As a general guideline, it is recommended to have at least 20-30 buy-ins for the stakes you plan to play. For example, if you are playing in a cash game with $1/$2 blinds, it would be wise to have a bankroll of $2,000 to $3,000. This range provides a buffer for downswings and allows you to play comfortably without risking your entire bankroll in a single session.

Avoid Chasing Losses

One of the most common mistakes beginners make in poker is chasing losses. It is crucial to have discipline and avoid the temptation to recover losses by playing at higher stakes or playing for longer hours. Chasing losses often leads to poor decision-making and can result in further financial losses.

If you find yourself on a losing streak, take a break and reassess your gameplay. Analyze your strategy, review hand histories, and seek advice from experienced players or poker forums. Remember that poker is a game of skill and variance, and losses are a natural part of the game. By maintaining emotional control and avoiding the urge to chase losses, you can protect your bankroll and make more rational decisions at the tables.

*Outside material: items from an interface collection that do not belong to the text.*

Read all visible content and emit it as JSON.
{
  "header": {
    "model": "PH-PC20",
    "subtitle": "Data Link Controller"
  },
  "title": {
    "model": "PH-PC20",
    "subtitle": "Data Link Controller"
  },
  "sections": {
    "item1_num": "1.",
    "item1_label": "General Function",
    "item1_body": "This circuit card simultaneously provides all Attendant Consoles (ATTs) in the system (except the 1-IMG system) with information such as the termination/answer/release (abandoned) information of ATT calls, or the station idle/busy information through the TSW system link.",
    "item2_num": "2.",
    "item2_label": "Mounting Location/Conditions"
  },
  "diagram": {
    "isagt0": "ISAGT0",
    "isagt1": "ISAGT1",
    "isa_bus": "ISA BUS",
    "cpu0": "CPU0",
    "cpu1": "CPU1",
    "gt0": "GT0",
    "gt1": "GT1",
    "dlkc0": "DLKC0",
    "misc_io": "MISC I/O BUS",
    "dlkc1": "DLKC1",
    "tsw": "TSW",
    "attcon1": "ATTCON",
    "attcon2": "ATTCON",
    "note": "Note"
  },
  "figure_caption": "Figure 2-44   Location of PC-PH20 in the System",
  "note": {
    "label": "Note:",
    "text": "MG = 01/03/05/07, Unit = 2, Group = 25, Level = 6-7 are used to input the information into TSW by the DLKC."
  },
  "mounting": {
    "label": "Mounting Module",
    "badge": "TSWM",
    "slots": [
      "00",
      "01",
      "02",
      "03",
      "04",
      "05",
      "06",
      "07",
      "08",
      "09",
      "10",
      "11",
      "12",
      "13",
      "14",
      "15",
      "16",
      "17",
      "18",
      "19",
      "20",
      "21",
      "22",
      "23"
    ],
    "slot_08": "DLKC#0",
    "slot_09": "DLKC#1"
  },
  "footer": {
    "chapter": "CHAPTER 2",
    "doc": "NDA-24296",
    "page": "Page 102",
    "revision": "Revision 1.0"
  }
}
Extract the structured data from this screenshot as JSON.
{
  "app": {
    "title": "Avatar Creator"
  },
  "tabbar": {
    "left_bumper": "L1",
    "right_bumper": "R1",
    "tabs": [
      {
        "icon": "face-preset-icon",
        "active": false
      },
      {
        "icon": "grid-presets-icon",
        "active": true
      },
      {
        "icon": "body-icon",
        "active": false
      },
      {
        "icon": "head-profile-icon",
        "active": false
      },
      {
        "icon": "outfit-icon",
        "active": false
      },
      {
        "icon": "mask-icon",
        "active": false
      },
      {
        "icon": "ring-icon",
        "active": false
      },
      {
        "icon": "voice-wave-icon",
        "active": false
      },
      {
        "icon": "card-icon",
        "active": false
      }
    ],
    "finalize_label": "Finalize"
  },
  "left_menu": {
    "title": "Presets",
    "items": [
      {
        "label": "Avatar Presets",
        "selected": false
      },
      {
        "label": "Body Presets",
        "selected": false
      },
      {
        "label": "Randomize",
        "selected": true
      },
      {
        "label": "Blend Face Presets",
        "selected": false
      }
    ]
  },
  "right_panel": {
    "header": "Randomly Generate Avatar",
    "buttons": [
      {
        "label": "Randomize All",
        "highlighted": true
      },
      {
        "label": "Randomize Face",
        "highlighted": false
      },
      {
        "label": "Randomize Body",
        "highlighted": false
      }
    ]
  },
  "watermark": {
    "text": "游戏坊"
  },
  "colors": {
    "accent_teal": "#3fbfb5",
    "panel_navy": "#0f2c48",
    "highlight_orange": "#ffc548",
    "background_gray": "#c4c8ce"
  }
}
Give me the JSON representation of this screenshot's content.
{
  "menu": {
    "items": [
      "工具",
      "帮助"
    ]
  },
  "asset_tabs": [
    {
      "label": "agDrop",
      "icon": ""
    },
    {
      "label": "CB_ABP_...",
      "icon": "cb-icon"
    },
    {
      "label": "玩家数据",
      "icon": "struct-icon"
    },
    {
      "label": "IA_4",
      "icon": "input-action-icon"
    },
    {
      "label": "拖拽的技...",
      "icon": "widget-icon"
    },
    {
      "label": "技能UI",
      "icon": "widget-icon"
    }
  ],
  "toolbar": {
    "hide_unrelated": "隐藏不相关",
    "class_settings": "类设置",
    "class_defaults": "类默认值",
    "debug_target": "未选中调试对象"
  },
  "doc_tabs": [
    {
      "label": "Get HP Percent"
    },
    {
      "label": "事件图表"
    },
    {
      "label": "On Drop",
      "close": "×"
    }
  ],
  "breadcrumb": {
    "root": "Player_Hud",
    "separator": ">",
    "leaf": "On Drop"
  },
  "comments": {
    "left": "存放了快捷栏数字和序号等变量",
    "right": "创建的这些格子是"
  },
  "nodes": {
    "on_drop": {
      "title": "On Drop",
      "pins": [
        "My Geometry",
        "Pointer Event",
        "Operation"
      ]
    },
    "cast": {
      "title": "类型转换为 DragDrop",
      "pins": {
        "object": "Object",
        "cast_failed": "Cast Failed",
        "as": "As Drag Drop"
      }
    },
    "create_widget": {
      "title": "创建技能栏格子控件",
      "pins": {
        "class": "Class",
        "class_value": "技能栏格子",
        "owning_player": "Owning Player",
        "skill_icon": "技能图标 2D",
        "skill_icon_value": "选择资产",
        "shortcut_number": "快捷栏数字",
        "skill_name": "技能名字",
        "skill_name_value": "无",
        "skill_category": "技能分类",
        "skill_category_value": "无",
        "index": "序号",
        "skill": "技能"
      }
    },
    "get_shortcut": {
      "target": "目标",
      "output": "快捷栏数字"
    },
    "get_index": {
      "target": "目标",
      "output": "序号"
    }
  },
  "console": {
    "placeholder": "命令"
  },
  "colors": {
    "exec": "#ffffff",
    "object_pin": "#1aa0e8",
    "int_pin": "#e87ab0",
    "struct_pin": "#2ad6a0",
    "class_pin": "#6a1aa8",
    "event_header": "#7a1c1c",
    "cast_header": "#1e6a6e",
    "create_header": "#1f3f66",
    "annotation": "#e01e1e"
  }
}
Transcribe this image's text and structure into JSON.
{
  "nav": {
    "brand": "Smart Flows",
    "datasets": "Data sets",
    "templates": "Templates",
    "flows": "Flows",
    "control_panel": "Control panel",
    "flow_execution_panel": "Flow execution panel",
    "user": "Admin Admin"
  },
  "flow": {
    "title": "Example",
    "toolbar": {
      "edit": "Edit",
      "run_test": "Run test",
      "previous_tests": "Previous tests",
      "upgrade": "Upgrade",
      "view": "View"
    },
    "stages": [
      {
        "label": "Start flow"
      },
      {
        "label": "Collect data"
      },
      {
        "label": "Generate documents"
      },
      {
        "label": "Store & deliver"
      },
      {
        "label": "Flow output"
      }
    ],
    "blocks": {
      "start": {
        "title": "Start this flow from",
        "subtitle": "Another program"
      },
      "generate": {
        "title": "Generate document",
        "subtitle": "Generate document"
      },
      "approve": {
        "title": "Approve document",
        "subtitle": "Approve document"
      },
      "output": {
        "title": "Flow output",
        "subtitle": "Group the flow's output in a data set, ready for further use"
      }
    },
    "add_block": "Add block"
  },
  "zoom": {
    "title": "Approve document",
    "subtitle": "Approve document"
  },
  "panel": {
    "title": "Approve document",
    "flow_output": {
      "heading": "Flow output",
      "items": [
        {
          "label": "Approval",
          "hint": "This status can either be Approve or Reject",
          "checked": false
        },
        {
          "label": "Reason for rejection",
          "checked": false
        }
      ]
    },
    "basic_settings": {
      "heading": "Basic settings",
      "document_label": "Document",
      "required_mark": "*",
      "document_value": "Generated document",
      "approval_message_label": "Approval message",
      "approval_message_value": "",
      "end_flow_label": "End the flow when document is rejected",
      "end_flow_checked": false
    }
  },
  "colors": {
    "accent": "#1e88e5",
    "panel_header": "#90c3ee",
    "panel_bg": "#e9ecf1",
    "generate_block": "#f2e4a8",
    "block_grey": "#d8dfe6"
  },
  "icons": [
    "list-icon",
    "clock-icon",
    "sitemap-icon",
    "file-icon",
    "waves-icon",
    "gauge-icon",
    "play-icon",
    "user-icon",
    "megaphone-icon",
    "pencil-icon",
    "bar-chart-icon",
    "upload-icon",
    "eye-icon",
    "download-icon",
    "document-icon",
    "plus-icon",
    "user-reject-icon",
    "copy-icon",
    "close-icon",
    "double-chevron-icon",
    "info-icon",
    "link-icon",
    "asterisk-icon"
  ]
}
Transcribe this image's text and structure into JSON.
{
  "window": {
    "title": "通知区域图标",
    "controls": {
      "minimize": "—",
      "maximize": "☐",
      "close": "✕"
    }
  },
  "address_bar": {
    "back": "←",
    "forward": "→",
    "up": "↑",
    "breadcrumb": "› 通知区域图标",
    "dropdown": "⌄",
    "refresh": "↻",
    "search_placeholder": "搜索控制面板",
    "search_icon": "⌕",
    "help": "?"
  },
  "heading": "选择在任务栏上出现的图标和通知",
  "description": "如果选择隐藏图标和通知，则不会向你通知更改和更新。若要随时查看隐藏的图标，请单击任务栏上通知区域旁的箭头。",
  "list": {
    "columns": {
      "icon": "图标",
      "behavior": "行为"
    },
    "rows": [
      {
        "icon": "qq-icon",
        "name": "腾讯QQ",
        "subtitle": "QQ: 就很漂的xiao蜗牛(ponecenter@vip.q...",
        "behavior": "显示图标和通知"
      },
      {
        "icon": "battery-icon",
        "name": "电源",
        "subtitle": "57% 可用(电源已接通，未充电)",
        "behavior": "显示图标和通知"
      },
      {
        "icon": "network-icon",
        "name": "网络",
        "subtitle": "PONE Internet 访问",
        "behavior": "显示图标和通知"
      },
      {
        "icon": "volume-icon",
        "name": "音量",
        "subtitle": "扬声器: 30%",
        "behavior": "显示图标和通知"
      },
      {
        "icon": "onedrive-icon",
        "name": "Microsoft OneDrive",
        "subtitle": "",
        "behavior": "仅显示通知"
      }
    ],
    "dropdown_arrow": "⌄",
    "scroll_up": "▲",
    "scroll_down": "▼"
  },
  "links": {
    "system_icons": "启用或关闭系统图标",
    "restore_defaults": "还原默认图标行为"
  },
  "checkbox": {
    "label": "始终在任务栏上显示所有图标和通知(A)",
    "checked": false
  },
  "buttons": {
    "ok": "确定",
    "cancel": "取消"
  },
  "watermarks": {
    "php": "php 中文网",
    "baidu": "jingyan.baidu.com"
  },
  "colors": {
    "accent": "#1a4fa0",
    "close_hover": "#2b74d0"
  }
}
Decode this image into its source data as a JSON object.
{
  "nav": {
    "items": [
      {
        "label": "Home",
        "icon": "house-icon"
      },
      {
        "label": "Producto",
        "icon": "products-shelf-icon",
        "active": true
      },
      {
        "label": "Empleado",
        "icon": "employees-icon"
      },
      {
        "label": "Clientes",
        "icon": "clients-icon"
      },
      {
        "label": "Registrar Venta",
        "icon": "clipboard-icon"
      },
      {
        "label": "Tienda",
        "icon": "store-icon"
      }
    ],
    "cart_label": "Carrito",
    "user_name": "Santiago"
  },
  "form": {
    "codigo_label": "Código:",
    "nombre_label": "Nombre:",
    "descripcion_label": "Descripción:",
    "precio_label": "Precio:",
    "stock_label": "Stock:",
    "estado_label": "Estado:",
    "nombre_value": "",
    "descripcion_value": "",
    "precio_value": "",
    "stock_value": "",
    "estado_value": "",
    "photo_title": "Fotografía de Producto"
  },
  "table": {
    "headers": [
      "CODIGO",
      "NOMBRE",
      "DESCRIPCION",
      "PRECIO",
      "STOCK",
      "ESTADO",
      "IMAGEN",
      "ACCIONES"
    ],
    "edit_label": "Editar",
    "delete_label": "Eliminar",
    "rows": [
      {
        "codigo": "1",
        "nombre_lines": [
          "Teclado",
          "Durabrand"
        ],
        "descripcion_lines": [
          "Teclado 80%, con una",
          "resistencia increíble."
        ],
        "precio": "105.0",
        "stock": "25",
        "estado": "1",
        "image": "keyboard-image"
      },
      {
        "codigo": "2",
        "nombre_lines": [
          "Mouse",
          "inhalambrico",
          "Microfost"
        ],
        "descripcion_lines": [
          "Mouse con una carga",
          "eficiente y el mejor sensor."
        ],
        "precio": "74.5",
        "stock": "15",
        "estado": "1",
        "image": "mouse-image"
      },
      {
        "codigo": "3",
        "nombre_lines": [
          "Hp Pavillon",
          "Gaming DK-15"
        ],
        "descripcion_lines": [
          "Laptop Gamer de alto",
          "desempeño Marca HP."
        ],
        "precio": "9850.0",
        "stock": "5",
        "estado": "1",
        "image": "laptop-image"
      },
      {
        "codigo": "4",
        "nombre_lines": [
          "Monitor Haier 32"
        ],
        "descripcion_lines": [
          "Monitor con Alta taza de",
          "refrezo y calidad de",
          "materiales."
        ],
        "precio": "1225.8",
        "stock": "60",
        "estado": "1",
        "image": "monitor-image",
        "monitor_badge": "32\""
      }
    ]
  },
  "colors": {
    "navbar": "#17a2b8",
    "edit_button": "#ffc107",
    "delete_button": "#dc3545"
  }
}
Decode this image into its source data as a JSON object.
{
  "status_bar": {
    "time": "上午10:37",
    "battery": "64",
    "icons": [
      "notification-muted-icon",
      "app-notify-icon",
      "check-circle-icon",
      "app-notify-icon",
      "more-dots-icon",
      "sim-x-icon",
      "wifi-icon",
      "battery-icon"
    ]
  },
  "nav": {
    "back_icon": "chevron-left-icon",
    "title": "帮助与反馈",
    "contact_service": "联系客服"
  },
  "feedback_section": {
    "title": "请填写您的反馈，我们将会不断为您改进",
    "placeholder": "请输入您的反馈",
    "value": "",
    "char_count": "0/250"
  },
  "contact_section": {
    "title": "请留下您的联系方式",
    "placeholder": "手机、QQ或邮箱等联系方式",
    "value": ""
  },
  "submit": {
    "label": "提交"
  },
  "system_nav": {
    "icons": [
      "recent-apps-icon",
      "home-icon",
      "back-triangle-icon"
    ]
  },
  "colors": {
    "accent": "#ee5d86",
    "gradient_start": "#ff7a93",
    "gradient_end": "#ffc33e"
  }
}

Implementing effective bankroll management, setting a realistic bankroll, choosing the appropriate stakes, and avoiding the temptation to chase losses are fundamental aspects of a successful poker strategy for beginners. By following these guidelines, you can ensure a more enjoyable and sustainable poker experience while minimizing the financial risks involved.

In conclusion, starting out in the world of poker can be intimidating, but with the right strategy, beginners can quickly get up to speed and start enjoying the game. By familiarizing themselves with the basic rules, understanding hand rankings, and practicing good bankroll management, novice players can lay a strong foundation for their poker journey. Additionally, seeking out resources such as online tutorials, books, and joining poker communities can provide valuable insights and support. Remember, poker is a game of skill and strategy, so patience and perseverance are key. With time and dedication, beginners can develop their own unique playing style and improve their chances of success at the poker table.